Getting the right wire for the string
When looking for wire to use for the diddley bow string, remember that the main criterion of the wire string is that
it should not stretch much when put under tension. Galvanized fence wire from the
hardware store is a bad choice as it stretches as you play, which causes the pitch to drop, and eventually
the wire will break.
The traditional diddley
bow string is steel broom-wire (that is, the wire that holds the broom straws onto the handle of a discarded broom)).
First find an old-fashioned straw broom that you don't mind taking apart. Remove the nail that
holds one end of the wire down and the staple that holds the wraps of wire even. Then unwrap the wire from
the broom. The rust can be cleaned off the wire with NevR Dul polish. This yields about
7 feet of wire from the brooms I have disassembled.
To make it more
convenient for everyone to build a traditional diddley bow without searching for and disassembling a corn broom,
and then cleaning up the wire, I have obtained a
quantity of unused, standard tin-coated 18-1/2 gauge steel broom wire (tensile strength ~135,000 psi) and
am offering it to the diddley bow building public through my store on etsy.com. I have made up coils of 23-25 feet
of wire, enough to make approximately seven medium sized diddley bows. Click on this link to go to the store:
Music wire from an old-fashioned hobby shop
that sells model trains and planes (0.032," 0.039," 0.047," 0.055"or 0.056") is a good substitute,

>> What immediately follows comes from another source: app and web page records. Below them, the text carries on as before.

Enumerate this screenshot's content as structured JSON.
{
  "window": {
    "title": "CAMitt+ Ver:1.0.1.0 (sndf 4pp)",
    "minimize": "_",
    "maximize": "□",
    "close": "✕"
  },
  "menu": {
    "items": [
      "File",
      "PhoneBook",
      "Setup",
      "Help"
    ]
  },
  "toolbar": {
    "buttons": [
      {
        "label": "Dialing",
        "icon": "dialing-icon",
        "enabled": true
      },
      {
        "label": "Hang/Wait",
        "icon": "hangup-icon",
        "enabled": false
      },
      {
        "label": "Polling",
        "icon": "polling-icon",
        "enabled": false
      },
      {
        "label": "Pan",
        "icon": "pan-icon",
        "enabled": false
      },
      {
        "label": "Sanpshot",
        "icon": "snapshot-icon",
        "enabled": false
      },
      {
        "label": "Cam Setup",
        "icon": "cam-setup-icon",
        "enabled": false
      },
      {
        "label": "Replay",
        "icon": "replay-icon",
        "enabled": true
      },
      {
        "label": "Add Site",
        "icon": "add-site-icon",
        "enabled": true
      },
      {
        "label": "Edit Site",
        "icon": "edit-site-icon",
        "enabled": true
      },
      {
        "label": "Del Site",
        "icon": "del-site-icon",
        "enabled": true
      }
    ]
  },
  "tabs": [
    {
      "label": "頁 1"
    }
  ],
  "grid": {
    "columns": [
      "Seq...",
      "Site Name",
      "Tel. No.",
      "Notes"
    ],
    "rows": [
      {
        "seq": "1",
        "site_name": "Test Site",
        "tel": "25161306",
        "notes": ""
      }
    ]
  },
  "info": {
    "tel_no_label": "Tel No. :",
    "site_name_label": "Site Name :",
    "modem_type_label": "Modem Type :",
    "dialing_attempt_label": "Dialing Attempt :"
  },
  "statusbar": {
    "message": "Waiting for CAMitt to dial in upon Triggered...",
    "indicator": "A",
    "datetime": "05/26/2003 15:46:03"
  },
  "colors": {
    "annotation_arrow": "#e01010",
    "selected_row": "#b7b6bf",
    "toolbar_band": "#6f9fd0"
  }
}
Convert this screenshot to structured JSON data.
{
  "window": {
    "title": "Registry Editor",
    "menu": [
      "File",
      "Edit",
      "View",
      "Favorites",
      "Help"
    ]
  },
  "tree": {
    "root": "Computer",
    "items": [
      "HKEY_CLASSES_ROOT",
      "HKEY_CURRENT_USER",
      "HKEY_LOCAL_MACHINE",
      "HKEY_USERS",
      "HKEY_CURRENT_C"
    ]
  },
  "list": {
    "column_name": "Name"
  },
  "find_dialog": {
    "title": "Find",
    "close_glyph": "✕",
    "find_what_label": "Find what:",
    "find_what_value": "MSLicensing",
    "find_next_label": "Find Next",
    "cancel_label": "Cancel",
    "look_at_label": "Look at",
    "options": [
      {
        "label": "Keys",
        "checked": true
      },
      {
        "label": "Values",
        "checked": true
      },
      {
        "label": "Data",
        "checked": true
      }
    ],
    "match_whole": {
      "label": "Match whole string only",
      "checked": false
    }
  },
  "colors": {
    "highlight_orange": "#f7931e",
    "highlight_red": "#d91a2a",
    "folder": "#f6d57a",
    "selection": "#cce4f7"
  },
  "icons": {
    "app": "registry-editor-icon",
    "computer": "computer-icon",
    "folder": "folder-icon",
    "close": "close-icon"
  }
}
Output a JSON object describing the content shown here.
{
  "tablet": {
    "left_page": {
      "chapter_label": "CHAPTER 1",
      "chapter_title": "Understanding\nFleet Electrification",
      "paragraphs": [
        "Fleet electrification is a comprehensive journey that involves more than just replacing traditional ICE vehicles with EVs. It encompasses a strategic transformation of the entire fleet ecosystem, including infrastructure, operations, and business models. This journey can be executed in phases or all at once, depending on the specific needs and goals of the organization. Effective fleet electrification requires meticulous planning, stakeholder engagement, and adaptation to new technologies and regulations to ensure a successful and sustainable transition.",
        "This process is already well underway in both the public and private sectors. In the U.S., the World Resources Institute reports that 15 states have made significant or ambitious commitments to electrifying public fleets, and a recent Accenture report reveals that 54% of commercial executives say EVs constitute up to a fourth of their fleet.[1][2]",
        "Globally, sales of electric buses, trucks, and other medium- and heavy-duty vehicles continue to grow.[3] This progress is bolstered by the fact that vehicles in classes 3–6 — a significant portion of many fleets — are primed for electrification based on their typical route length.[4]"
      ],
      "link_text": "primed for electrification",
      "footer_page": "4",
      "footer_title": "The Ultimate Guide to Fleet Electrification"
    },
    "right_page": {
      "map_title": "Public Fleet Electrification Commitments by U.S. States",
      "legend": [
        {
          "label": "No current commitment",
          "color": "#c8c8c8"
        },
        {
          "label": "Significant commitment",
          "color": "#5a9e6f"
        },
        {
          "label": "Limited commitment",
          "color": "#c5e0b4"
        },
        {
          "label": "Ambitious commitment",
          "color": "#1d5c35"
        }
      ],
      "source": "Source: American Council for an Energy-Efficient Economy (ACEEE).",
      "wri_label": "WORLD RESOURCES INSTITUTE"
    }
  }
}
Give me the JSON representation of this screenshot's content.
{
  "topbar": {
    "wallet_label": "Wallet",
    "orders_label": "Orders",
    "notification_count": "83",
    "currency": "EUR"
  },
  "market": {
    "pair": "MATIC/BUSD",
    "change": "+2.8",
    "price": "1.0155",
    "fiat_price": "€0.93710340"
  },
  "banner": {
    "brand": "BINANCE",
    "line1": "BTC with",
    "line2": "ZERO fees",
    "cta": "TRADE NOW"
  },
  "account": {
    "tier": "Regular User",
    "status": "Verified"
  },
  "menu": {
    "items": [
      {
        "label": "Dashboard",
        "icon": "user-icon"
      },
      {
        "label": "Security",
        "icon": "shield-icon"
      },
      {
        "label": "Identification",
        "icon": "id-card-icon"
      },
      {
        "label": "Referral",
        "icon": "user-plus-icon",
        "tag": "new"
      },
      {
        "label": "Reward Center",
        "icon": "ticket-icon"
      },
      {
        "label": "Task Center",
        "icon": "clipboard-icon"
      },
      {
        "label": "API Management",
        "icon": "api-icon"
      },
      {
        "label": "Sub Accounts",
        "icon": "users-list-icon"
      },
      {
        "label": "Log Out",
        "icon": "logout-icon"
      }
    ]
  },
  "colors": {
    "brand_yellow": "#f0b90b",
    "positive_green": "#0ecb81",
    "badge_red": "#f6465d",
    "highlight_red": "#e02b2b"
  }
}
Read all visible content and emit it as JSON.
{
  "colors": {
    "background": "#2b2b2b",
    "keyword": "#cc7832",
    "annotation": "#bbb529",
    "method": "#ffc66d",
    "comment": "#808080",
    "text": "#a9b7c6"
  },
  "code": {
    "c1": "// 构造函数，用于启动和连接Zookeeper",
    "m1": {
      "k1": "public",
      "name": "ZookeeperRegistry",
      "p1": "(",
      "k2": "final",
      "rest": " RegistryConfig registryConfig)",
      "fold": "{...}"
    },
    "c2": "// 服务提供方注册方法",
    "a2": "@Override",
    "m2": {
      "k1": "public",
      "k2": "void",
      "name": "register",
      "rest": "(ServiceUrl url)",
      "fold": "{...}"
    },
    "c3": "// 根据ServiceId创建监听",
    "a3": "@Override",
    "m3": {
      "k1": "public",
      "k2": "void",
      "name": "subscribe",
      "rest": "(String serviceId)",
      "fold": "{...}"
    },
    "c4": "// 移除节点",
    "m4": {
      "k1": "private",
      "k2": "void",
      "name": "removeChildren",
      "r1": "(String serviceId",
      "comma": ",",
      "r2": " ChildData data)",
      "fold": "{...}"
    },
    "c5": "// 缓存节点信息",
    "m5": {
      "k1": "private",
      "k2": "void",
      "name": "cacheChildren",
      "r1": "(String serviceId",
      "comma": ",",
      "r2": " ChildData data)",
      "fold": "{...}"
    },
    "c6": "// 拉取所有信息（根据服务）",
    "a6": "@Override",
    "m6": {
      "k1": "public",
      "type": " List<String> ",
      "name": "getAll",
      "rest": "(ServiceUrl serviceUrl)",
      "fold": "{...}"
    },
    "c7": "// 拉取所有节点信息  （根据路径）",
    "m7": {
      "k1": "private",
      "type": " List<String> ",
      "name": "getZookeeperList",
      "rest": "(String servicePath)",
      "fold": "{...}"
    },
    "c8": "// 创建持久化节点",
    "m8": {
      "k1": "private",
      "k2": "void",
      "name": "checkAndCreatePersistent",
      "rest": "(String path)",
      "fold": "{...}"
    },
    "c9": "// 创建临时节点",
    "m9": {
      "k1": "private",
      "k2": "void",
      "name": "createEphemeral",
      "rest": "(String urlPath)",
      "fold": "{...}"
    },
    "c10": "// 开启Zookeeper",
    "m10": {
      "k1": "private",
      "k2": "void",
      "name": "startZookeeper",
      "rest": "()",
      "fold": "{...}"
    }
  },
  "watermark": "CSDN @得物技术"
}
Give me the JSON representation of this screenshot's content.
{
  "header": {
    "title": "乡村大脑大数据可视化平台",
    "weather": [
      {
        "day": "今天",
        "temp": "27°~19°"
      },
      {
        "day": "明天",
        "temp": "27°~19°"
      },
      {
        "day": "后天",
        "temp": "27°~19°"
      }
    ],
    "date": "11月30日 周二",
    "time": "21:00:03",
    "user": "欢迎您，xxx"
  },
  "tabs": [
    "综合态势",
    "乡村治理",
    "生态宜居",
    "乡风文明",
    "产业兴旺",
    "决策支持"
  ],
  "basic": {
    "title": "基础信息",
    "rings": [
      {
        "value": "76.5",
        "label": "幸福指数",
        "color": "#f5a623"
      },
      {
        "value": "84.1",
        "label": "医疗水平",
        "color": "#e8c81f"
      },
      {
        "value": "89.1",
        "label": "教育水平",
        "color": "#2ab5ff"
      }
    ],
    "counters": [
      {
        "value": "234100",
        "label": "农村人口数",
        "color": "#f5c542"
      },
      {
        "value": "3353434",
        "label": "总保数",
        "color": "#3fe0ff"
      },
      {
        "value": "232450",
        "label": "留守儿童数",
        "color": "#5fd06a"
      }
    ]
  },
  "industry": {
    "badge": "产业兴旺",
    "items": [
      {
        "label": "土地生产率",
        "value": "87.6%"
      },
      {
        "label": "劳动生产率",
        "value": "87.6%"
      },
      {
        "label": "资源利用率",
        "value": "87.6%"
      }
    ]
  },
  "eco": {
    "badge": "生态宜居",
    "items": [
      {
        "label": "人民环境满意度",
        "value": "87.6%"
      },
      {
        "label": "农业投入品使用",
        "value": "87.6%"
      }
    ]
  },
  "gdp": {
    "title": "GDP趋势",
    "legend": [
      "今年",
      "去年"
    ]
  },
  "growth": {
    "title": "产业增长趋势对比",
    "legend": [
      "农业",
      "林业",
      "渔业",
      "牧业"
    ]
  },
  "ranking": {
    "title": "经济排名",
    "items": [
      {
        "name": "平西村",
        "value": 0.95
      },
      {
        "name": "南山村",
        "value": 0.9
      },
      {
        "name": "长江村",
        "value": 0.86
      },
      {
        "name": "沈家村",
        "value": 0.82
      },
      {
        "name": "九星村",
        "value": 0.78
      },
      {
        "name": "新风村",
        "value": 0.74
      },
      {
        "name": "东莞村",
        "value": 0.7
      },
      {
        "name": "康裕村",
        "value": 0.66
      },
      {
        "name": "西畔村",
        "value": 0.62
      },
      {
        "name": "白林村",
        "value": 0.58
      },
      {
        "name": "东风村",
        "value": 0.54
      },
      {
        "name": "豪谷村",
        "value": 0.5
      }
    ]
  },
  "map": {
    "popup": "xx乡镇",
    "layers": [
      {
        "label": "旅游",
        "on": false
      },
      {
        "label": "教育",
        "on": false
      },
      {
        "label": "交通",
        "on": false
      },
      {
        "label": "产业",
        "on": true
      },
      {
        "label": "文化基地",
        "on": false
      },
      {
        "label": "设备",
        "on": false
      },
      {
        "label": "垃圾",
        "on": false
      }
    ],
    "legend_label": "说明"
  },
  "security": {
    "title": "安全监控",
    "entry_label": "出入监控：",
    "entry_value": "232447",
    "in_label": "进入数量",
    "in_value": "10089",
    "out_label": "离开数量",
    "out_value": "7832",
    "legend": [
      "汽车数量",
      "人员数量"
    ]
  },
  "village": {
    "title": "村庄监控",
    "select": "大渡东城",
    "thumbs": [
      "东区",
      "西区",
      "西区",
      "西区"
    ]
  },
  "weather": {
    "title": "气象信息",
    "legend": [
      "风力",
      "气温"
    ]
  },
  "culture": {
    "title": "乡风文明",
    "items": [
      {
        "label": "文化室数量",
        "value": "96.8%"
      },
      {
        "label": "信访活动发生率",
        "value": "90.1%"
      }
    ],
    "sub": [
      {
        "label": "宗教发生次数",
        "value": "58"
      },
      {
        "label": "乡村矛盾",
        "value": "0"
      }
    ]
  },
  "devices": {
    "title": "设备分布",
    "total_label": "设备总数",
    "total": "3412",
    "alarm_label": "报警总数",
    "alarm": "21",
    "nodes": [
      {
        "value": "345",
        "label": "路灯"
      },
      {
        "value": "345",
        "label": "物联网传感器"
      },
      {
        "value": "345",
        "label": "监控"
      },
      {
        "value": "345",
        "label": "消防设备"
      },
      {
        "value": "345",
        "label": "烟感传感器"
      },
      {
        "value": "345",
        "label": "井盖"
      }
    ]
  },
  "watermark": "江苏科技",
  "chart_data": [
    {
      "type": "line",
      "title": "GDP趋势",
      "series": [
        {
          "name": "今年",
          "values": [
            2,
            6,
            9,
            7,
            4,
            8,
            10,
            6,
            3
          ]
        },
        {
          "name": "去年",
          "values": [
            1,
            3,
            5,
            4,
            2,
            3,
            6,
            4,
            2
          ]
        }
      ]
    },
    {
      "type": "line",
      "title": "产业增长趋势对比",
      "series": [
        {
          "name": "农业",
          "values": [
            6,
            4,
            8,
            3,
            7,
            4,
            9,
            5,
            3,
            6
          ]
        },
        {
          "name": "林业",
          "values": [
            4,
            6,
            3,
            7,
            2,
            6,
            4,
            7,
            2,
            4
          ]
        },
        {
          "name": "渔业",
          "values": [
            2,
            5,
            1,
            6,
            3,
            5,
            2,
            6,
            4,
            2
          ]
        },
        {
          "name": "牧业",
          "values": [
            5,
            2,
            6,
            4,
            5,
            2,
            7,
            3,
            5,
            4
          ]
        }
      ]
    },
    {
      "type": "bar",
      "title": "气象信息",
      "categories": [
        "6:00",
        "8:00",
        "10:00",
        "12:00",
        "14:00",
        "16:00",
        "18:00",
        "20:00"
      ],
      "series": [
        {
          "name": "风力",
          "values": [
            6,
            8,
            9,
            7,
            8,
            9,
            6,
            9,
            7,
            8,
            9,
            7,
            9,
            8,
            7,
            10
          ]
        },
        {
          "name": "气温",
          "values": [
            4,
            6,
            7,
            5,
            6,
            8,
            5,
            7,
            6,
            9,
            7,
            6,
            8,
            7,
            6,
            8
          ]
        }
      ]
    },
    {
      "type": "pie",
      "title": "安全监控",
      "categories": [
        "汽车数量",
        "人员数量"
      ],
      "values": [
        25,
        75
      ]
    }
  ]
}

and I use this wire for my diddley bow construction workshops. The hobby shop will carry 36" lengths
(good for about a 27-30" instrument), but for longer diddley bows, music wire can be ordered from www.smallparts.com (72" lengths). Shipping can be kind of expensive
Guitar strings, which come in a variety of gauges, are a reasonable alternative,
but are shorter than the music wire. I prefer phosphor-bronze guitar strings for my guitar-like diddley bows and for
"The Red Alligator" (made for me by WillardJ) because these strings have a very bright, ringing sound,
with great sustain.
Tire wire, salvaged from each bead of automobile
or bicycle tires also works well, and is the traditional berimbau string. Bicycle tires can be obtained
from the trash bin of a bicycle shop. Automobile or truck tires can be found by the side of the road. You
do not want a cast-off truck retread, as this has no bead. Since you will be spending a lot of time cutting
with a utility knife, I suggest wearing work gloves to protect your hands. I tended to break several blades
in this operation, so have plenty of fresh blades for your utility knife before you start.
Start by cutting along the edge of the bead to expose the wire coil. Once the
wire coil is exposed, cut along the inner and outer faces of the tire to take the rubber off the sides of the coil.
Then cut a groove between the coil and the main body of the tire, and finally cut completely
through the tire to separate the coil.
Trim rubber from the coil until you find one end of the coil.
Use the knife to carefully separate the wire from the rest of the coil, continuing around until
you get to the other end. You should have about 70 feet of approximately 0.050" wire, covered with
bits of rubber (shorter length and smaller diameter for a bicycle tire). Repeat the process for the other
bead, but unless you need 140 feet of wire immediately, leave the coil intact for storage. Discard the
tire carcass in an environmentally responsible way (I took mine to my local garage).
To get the rubber off the tire wire, work
with enough wire to make one diddley bow. The rubber should protect the unused wire from rusting further.
Cut off the big pieces of rubber with the knife, and pull the wire through extra-fine (220 grit) sand paper
to get the rest of the rubber off. You may find that you need to work over the wire with sand paper even
after it is mounted on the diddley bow.
Note that the larger diameters of wire
are difficult to bend and cut, but sound better.